I can just imagine Paul, holding his pen, looking over his letter, maybe with a sigh and a heartfelt prayer, then laying his pen aside, rolling up the parchment and handing it to his friends to deliver it to Philemon. I truly don’t believe that the Apostle could have realized the extent to which the message of this letter would influence other Christians throughout the ages to follow. What a perfect and beautiful example of a faith put to words, but also in deed as one who follows after the Lord Jesus.
Through the years of being in ministry I have seen so many who claim to be Christians, discount the writings and teachings of Paul and saying all he was doing was trying to gather disciples to himself. I am always amazed and I STILL see some pop up on social media platforms stating they ONLY follow the words of Jesus and no one else.
You CANNOT study the Bible as a whole and NOT see the Spirit of Christ, the Living Word and His Holy Spirit’s anointing in the words of the authors but also in the lives AND the examples they put down for all of posterity. Those that can’t see it have NOT taken the Word into their hearts. They may have read the Bible and its individual books like some great historical work, but then they have lost the truly life-changing aspect of it.
I just recently read and posted a quote from a great Preacher from the past, Rodney “Gipsy” Smith, and the quote is truly fitting for closing this lesson on the importance of truly DIGGING into the Word of God:
What makes the difference is not how many times you have been through the Bible, but how many times and how thoroughly the Bible has been through you.

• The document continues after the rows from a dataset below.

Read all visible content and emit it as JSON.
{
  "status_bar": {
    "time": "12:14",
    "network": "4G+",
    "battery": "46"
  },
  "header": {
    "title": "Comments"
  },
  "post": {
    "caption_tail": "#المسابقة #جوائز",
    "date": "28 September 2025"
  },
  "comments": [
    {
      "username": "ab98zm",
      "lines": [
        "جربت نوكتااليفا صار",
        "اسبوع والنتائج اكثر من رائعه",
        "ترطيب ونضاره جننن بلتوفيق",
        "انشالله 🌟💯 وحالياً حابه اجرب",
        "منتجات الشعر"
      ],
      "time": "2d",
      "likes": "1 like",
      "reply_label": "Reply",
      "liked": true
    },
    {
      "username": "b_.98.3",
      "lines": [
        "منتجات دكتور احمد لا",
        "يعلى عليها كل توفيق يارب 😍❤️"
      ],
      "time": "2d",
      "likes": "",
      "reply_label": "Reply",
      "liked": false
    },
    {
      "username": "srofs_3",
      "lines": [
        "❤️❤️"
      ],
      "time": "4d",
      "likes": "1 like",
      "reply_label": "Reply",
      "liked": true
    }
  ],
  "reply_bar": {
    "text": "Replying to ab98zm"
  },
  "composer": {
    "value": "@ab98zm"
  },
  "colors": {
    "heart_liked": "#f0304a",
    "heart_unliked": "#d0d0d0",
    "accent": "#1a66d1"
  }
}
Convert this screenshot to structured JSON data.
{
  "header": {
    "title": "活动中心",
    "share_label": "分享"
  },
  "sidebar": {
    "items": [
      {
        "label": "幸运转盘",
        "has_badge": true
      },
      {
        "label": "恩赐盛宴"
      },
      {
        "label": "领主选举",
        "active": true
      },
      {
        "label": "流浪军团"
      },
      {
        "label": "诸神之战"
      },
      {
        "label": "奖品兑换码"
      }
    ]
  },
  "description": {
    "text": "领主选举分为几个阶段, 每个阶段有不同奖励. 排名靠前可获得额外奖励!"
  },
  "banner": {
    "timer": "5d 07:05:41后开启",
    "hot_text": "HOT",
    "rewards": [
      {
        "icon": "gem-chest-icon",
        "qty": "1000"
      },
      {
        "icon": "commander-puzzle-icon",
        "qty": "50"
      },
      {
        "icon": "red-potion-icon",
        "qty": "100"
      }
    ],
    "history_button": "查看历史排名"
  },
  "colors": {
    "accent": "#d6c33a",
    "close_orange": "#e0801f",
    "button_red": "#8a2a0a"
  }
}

Something very serious to consider. In closing, I am going to quote the Apostle Paul and though I am no Paul to be sure, this is every bit as much of my prayer for those who read these lessons or at least does a study of their own on Philemon!